Now it can happen that you do not get the geocaching-usual three decimal places with the selected DMM format, like here in the example. It can be more or less.
There are two possible interpretations:
- Either one interprets the C = 6 in the example (BC) as 6 milliminutes (=B06),
- or rather as mathematically more correct decimal place x.B6 (=B60)
In the example the first 0 is the B and does not come from filling up. It is only the last two digits that the C provides. This has always been an ongoing and very heated discussion. The GCWizard offers here the possibility to choose between both interpretations by means of an option switch (only with the DMM format!).
The calculated coordinates can then be displayed on the map. Here you can see the coordinates with the first DMM interpretation.

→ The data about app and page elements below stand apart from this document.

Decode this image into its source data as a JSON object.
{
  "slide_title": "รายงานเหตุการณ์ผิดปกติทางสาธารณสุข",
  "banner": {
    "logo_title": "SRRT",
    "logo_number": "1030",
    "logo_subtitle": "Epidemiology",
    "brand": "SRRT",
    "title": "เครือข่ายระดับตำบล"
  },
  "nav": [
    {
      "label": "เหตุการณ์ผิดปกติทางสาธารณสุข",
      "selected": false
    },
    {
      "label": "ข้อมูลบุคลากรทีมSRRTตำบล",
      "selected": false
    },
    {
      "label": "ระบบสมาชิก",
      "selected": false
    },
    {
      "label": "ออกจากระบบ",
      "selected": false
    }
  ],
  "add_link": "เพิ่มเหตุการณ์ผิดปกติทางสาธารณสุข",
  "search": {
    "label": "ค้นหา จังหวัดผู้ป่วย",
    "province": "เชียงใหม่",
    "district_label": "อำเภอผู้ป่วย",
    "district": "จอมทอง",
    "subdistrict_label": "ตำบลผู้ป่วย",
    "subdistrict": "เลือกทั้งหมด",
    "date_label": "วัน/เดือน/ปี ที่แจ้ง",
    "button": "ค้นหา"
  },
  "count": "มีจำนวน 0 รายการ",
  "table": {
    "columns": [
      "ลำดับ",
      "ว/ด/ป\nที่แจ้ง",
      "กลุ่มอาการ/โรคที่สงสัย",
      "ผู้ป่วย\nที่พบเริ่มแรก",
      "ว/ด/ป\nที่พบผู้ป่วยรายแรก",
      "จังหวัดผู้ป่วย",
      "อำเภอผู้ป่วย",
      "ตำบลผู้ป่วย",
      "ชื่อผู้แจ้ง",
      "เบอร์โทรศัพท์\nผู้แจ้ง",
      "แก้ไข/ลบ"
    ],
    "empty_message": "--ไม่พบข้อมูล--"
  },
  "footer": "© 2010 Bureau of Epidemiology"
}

If the decimal places are always interpreted as three digits, then C = 6 becomes C = 06, but also the four-digit result (resulting from the three-digit C result + one B digit) becomes a minute jump. The map looks a little different now. The coordinates have been interpreted differently.